The demo is in Ruby, but in Python there’s also an easy way to do this. The zipfile built-in library accepts “file-like objects” in addition to directory paths, which expose a simple read/seek/write interface. With a class that implements range requests behind the scenes you can grab just the portion of the archive you need with no zip-specific code like the directory header bytes in the linked code.
Here is a complete example I have used in production.
I’ve implemented something similar, just to add seek support for fileobj backed by http. Maybe the urllib itself should support mapping seek to range request, so python developers don’t need to re-invent the wheel on their own.
That is actually exceptionally clean:
collection = zipfile.ZipFile(remote.RemoteFileObject(collection_url))
All it needs is read/seek/tell as if it was a file, and then uses ranges underneath. Clever!
Related: GDAL has a really neat virtual filesystem feature that allows you to prepend paths with one or more of /vsi*/ strings to read from remote URLs, peer inside archives, and talk to blob stores on various public cloud providers. Very handy in combination with new designs for cloud-optimized data formats that provide DB-like performance over dumb pipes.
HTTP range requests are underused! They have a lot of untapped potential.
FYI, you can express a range relative to EOF, so you don’t have to do a HEAD first to find the content-length.
I actually thought it might be, but assumed, since it wasn’t an example in the Mozilla docs, that it wasn’t supported. Pretty relevant example to leave out!
Should have read the RFC instead, which clearly have the format of the range specified:
byte-range-spec = first-byte-pos "-" [ last-byte-pos ]
For curl it would just be -H "Range: bytes=<number>-" then.
-H "Range: bytes=<number>-"
I feel like updating the post now!
I just realised I was doubly wrong trying to figure this out. If I’d use the format above, I would still need to know the initial content-length, in order to count backwards from the EOF.
Instead this is the one I was looking for:
A client can request the last N bytes of the selected representation
using a suffix-byte-range-spec.
suffix-byte-range-spec = "-" suffix-length
suffix-length = 1*DIGIT
And a corresponding curl header for only the last 100 bytes would be -H "Range: bytes=-100".
-H "Range: bytes=-100"
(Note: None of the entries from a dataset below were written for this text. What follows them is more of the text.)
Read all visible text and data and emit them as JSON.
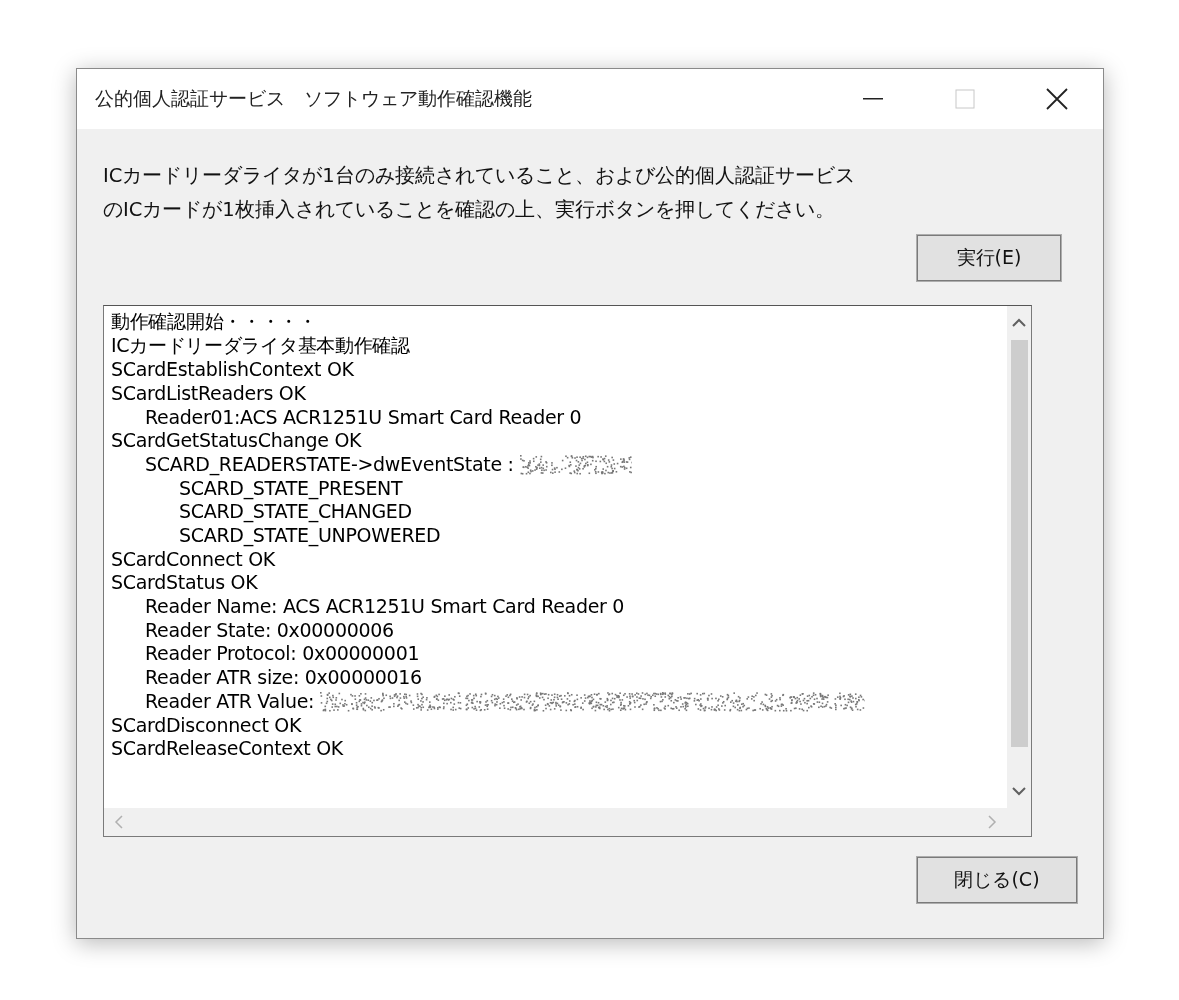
{
  "window": {
    "title": "公的個人認証サービス　ソフトウェア動作確認機能",
    "maximize_disabled": true
  },
  "instruction": [
    "ICカードリーダライタが1台のみ接続されていること、および公的個人認証サービス",
    "のICカードが1枚挿入されていることを確認の上、実行ボタンを押してください。"
  ],
  "run_button": "実行(E)",
  "log": [
    {
      "text": "動作確認開始・・・・・"
    },
    {
      "text": "ICカードリーダライタ基本動作確認"
    },
    {
      "text": "SCardEstablishContext OK"
    },
    {
      "text": "SCardListReaders OK",
      "children": [
        {
          "text": "Reader01:ACS ACR1251U Smart Card Reader 0"
        }
      ]
    },
    {
      "text": "SCardGetStatusChange OK",
      "children": [
        {
          "text": "SCARD_READERSTATE->dwEventState :",
          "redacted": true,
          "children": [
            {
              "text": "SCARD_STATE_PRESENT"
            },
            {
              "text": "SCARD_STATE_CHANGED"
            },
            {
              "text": "SCARD_STATE_UNPOWERED"
            }
          ]
        }
      ]
    },
    {
      "text": "SCardConnect OK"
    },
    {
      "text": "SCardStatus OK",
      "children": [
        {
          "text": "Reader Name: ACS ACR1251U Smart Card Reader 0"
        },
        {
          "text": "Reader State: 0x00000006"
        },
        {
          "text": "Reader Protocol: 0x00000001"
        },
        {
          "text": "Reader ATR size: 0x00000016"
        },
        {
          "text": "Reader ATR Value:",
          "redacted": true,
          "long": true
        }
      ]
    },
    {
      "text": "SCardDisconnect OK"
    },
    {
      "text": "SCardReleaseContext OK"
    }
  ],
  "close_button": "閉じる(C)"
}
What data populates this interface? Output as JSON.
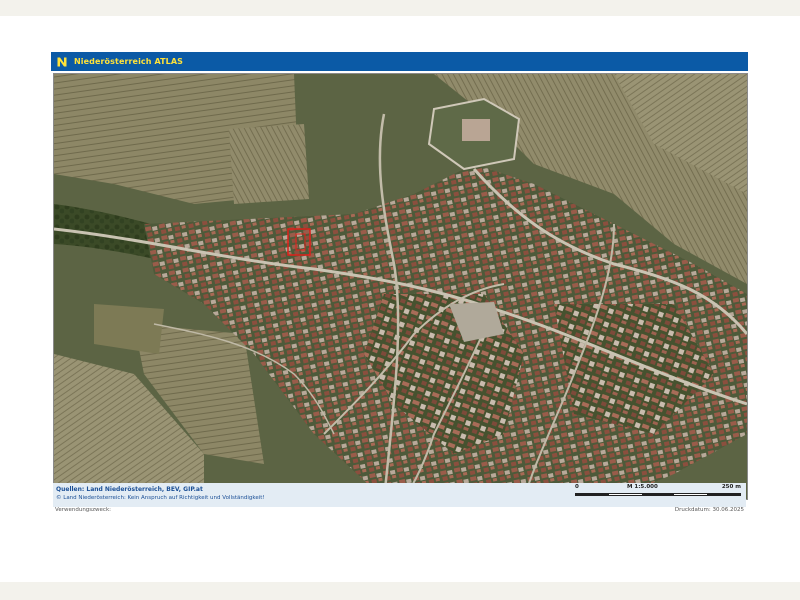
{
  "header": {
    "title": "Niederösterreich ATLAS",
    "logo_icon": "noe-logo-icon",
    "bg_color": "#0b5aa6",
    "title_color": "#ffe23a"
  },
  "map": {
    "kind": "aerial orthophoto",
    "marker_color": "#e0201b"
  },
  "footer": {
    "sources": "Quellen: Land Niederösterreich, BEV, GIP.at",
    "copyright": "© Land Niederösterreich: Kein Anspruch auf Richtigkeit und Vollständigkeit!",
    "scale": {
      "start": "0",
      "ratio": "M 1:5.000",
      "end": "250 m"
    },
    "usage": "Verwendungszweck:",
    "print_date": "Druckdatum: 30.06.2025"
  }
}
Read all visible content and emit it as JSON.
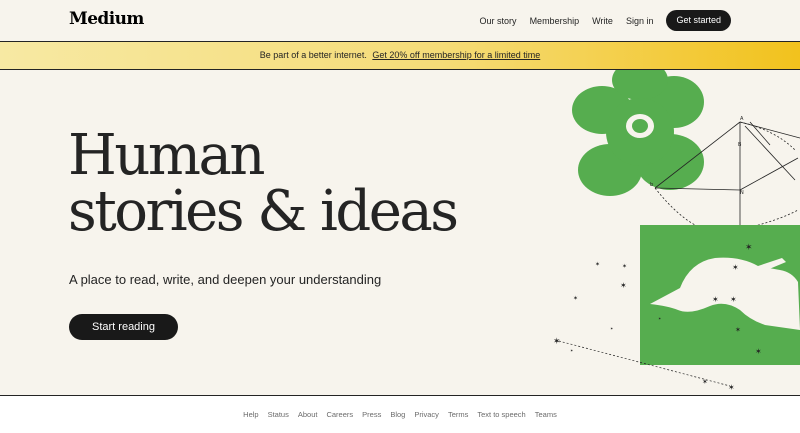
{
  "header": {
    "logo": "Medium",
    "nav": [
      {
        "label": "Our story"
      },
      {
        "label": "Membership"
      },
      {
        "label": "Write"
      },
      {
        "label": "Sign in"
      }
    ],
    "cta": "Get started"
  },
  "banner": {
    "text": "Be part of a better internet.",
    "link": "Get 20% off membership for a limited time"
  },
  "hero": {
    "headline_line1": "Human",
    "headline_line2": "stories & ideas",
    "subtitle": "A place to read, write, and deepen your understanding",
    "button": "Start reading"
  },
  "footer": {
    "links": [
      "Help",
      "Status",
      "About",
      "Careers",
      "Press",
      "Blog",
      "Privacy",
      "Terms",
      "Text to speech",
      "Teams"
    ]
  },
  "colors": {
    "background": "#f7f4ed",
    "text": "#242424",
    "button": "#191919",
    "accent_green": "#56ad4f",
    "banner_yellow": "#f2c21d"
  }
}
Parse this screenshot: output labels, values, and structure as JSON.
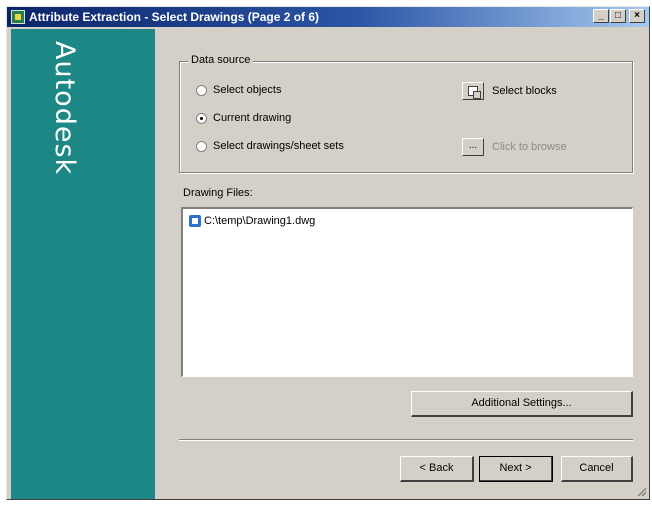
{
  "window": {
    "title": "Attribute Extraction - Select Drawings (Page 2 of 6)",
    "controls": {
      "minimize": "_",
      "maximize": "□",
      "close": "×"
    }
  },
  "sidebar": {
    "brand": "Autodesk",
    "color": "#1c8784"
  },
  "data_source": {
    "legend": "Data source",
    "options": [
      {
        "label": "Select objects",
        "selected": false
      },
      {
        "label": "Current drawing",
        "selected": true
      },
      {
        "label": "Select drawings/sheet sets",
        "selected": false
      }
    ],
    "select_blocks_label": "Select blocks",
    "browse_button_label": "...",
    "browse_label": "Click to browse"
  },
  "drawing_files": {
    "label": "Drawing Files:",
    "items": [
      {
        "path": "C:\\temp\\Drawing1.dwg",
        "icon": "drawing-file-icon"
      }
    ]
  },
  "buttons": {
    "additional_settings": "Additional Settings...",
    "back": "< Back",
    "next": "Next >",
    "cancel": "Cancel"
  }
}
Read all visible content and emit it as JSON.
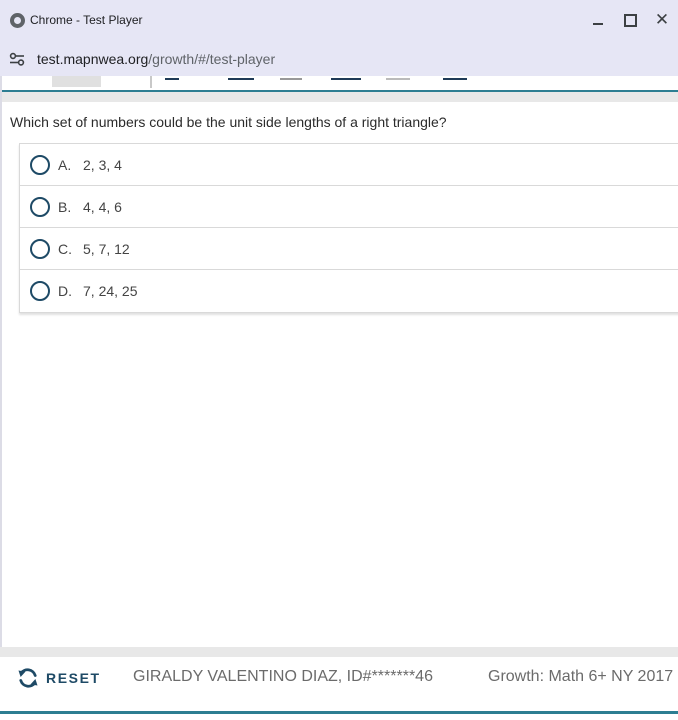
{
  "window": {
    "title": "Chrome - Test Player",
    "minimize_icon": "minimize-icon",
    "maximize_icon": "maximize-icon",
    "close_icon": "close-icon",
    "close_glyph": "✕"
  },
  "address_bar": {
    "url_host": "test.mapnwea.org",
    "url_path": "/growth/#/test-player",
    "site_icon": "tune-icon"
  },
  "question": {
    "prompt": "Which set of numbers could be the unit side lengths of a right triangle?",
    "choices": [
      {
        "letter": "A.",
        "text": "2, 3, 4"
      },
      {
        "letter": "B.",
        "text": "4, 4, 6"
      },
      {
        "letter": "C.",
        "text": "5, 7, 12"
      },
      {
        "letter": "D.",
        "text": "7, 24, 25"
      }
    ]
  },
  "footer": {
    "reset_label": "RESET",
    "student": "GIRALDY VALENTINO DIAZ, ID#*******46",
    "test_name": "Growth: Math 6+ NY 2017"
  },
  "colors": {
    "accent": "#1e4a66",
    "teal": "#2d7e92",
    "chrome_bar": "#e6e6f5"
  }
}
hm, that format sounds pretty iffy. If there’s no way to find out where the central directory starts, because the comment at the end is variable-length, it sounds to me like it should be relatively easy to attack zip file readers by embedding the end of central directory record in the comment itself. You can create a confusion between different readers, because it seems to me a correct reader would start from the start and read the entry headers, skipping over entries until reaching the end, and then read the directory record.
I guess they decided to put the directory at the end because that makes it easy to add new files into an existing ZIPfile without rewriting the entire file. But the comment and variable-length part is just asking for trouble, IMO.
Yeah, that sounds unfortunate…
In general, I’m not opposed to putting the index at the end of the file. It makes modification much easier as you say, plus it makes it possible to create the whole file in a streaming fashion. But if you’re putting the index at the bottom, you really ought to make sure it’s actuallly at the bottom, and that putting anything after it is a hard error. It should be possible to seek to the directory without reading through the file.
Wow! Different approach than the one I took for the Gemini protocol. If you go to gemini://gemini.conman.org/test/UCSD-Pascal-source.zip you get the ZIP file, but if you add a ‘/’ to the end of that—gemini://gemini.conman.org/test/UCSD-Pascal-source.zip/ you get a file listing that you can drill down into.
And a web-based proxy to that final link: https://portal.mozz.us/gemini/gemini.conman.org/test/UCSD-Pascal-source.zip/